* Exercise data:
########################################

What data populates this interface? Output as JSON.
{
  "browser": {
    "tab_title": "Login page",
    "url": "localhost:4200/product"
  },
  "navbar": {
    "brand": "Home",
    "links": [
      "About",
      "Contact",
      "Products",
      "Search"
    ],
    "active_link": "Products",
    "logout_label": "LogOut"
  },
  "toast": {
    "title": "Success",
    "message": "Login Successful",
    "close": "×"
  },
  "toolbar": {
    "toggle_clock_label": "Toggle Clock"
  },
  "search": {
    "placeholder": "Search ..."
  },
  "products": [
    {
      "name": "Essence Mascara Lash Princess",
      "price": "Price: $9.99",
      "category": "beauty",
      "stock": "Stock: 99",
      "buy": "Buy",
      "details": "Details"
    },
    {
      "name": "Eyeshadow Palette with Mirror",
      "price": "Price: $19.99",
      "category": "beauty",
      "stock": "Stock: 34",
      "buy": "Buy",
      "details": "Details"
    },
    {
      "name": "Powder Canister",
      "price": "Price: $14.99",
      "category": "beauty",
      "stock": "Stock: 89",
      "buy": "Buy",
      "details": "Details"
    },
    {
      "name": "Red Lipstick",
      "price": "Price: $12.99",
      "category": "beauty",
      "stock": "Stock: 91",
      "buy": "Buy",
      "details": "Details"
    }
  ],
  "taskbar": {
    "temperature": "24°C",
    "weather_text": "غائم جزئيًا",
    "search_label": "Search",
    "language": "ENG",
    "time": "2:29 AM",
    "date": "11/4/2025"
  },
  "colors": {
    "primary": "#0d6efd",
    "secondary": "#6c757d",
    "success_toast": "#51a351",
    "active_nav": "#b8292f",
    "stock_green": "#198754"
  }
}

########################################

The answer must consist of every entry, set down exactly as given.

What data populates this interface? Output as JSON.
{
  "browser": {
    "tab_title": "Login page",
    "url": "localhost:4200/product"
  },
  "navbar": {
    "brand": "Home",
    "links": [
      "About",
      "Contact",
      "Products",
      "Search"
    ],
    "active_link": "Products",
    "logout_label": "LogOut"
  },
  "toast": {
    "title": "Success",
    "message": "Login Successful",
    "close": "×"
  },
  "toolbar": {
    "toggle_clock_label": "Toggle Clock"
  },
  "search": {
    "placeholder": "Search ..."
  },
  "products": [
    {
      "name": "Essence Mascara Lash Princess",
      "price": "Price: $9.99",
      "category": "beauty",
      "stock": "Stock: 99",
      "buy": "Buy",
      "details": "Details"
    },
    {
      "name": "Eyeshadow Palette with Mirror",
      "price": "Price: $19.99",
      "category": "beauty",
      "stock": "Stock: 34",
      "buy": "Buy",
      "details": "Details"
    },
    {
      "name": "Powder Canister",
      "price": "Price: $14.99",
      "category": "beauty",
      "stock": "Stock: 89",
      "buy": "Buy",
      "details": "Details"
    },
    {
      "name": "Red Lipstick",
      "price": "Price: $12.99",
      "category": "beauty",
      "stock": "Stock: 91",
      "buy": "Buy",
      "details": "Details"
    }
  ],
  "taskbar": {
    "temperature": "24°C",
    "weather_text": "غائم جزئيًا",
    "search_label": "Search",
    "language": "ENG",
    "time": "2:29 AM",
    "date": "11/4/2025"
  },
  "colors": {
    "primary": "#0d6efd",
    "secondary": "#6c757d",
    "success_toast": "#51a351",
    "active_nav": "#b8292f",
    "stock_green": "#198754"
  }
}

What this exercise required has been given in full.